“It was necessary for me to start from here. I might sing love songs next, but I wanted something from my native city first.”
Having studied at a music academy in Aleppo since the age of 10, Hamdan, who is now 25, is in the third year of a music degree. Due to graduate next year, he had to put his studies on hold due to the war.
He has specialized in opera singing, which is evident in his stunning voice, but had always been dissuaded from applying to the numerous regional singing competitions as he believed they were all led by wasta – he was once turned down by Star Academy after his first audition.
But when a few months ago he saw an advertisement for Arab Idol auditions in Beirut, he sought his mother’s approval for leaving Aleppo.
“She’s someone whose advice I cherish a lot and she encouraged me, said why not give it a shot, our situation might improve because, you know, we’re not a very well-off family. And I came here, despite some complication along the way, and I succeeded.”
At Friday’s show, 27 contestants were whittled down to eight – four more were saved by the judges on Saturday night’s show – and Hamdan was the first man to go through, to massive applause, rivaling even that awarded to the Lebanese contestants.
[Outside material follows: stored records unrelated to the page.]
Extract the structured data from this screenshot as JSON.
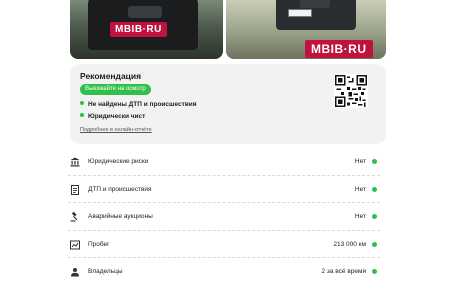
{
  "photos": [
    {
      "watermark": "MBIB·RU"
    },
    {
      "watermark": "MBIB·RU"
    }
  ],
  "recommendation": {
    "title": "Рекомендация",
    "badge": "Выезжайте на осмотр",
    "bullets": [
      "Не найдены ДТП и происшествия",
      "Юридически чист"
    ],
    "link": "Подробнее в онлайн-отчёте"
  },
  "report_rows": [
    {
      "icon": "bank-icon",
      "label": "Юридические риски",
      "value": "Нет"
    },
    {
      "icon": "document-icon",
      "label": "ДТП и происшествия",
      "value": "Нет"
    },
    {
      "icon": "auction-gavel-icon",
      "label": "Аварийные аукционы",
      "value": "Нет"
    },
    {
      "icon": "mileage-chart-icon",
      "label": "Пробег",
      "value": "213 000 км"
    },
    {
      "icon": "owner-person-icon",
      "label": "Владельцы",
      "value": "2 за всё время"
    }
  ],
  "colors": {
    "accent_green": "#2fbf4a",
    "watermark_red": "#c0123f",
    "card_bg": "#f2f2f3"
  }
}
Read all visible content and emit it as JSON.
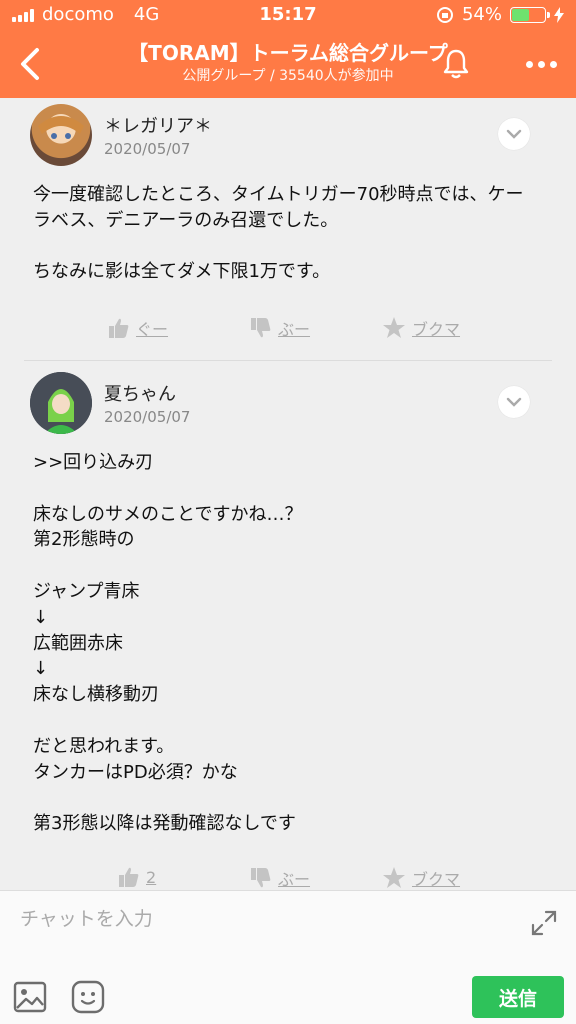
{
  "status_bar": {
    "carrier": "docomo",
    "network": "4G",
    "time": "15:17",
    "battery": "54%",
    "battery_level": 0.54
  },
  "header": {
    "title": "【TORAM】トーラム総合グループ",
    "subtitle": "公開グループ / 35540人が参加中",
    "accent": "#ff7a45"
  },
  "posts": [
    {
      "author": "＊レガリア＊",
      "date": "2020/05/07",
      "body": "今一度確認したところ、タイムトリガー70秒時点では、ケーラベス、デニアーラのみ召還でした。\n\nちなみに影は全てダメ下限1万です。",
      "like_label": "ぐー",
      "dislike_label": "ぶー",
      "bookmark_label": "ブクマ"
    },
    {
      "author": "夏ちゃん",
      "date": "2020/05/07",
      "body": ">>回り込み刃\n\n床なしのサメのことですかね…？\n第2形態時の\n\nジャンプ青床\n↓\n広範囲赤床\n↓\n床なし横移動刃\n\nだと思われます。\nタンカーはPD必須？かな\n\n第3形態以降は発動確認なしです",
      "like_label": "2",
      "dislike_label": "ぶー",
      "bookmark_label": "ブクマ"
    }
  ],
  "input": {
    "placeholder": "チャットを入力",
    "send_label": "送信",
    "send_color": "#2ec25a"
  }
}
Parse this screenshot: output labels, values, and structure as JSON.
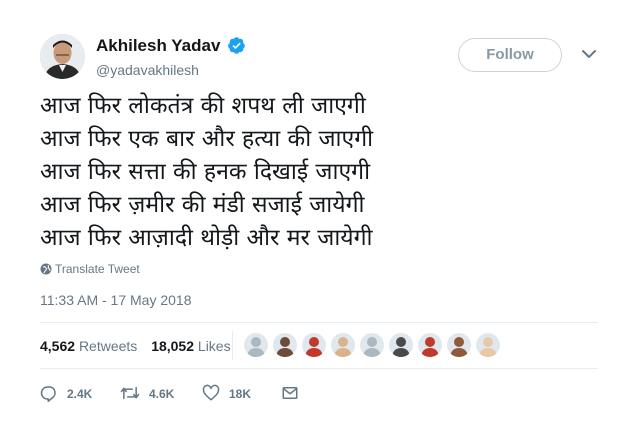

Each week one contestant is voted off, and Hamdan seems quietly optimistic about his chances. Of all the regional talent shows – Arab Idol is currently competing with X-Factor Arabia – it has the highest ratings, and Hamdan has clearly won over many supporters with his lyrics and his voice.
If he wins, or with whatever success he achieves, Hamdan is determined to continue spreading a message, even if next week he sings an Egyptian love song and the next week – if he stays – a Turkish ballad.
“God has endowed me with a voice as means to convey a message to people, and I’m someone who tries to give a positive message.”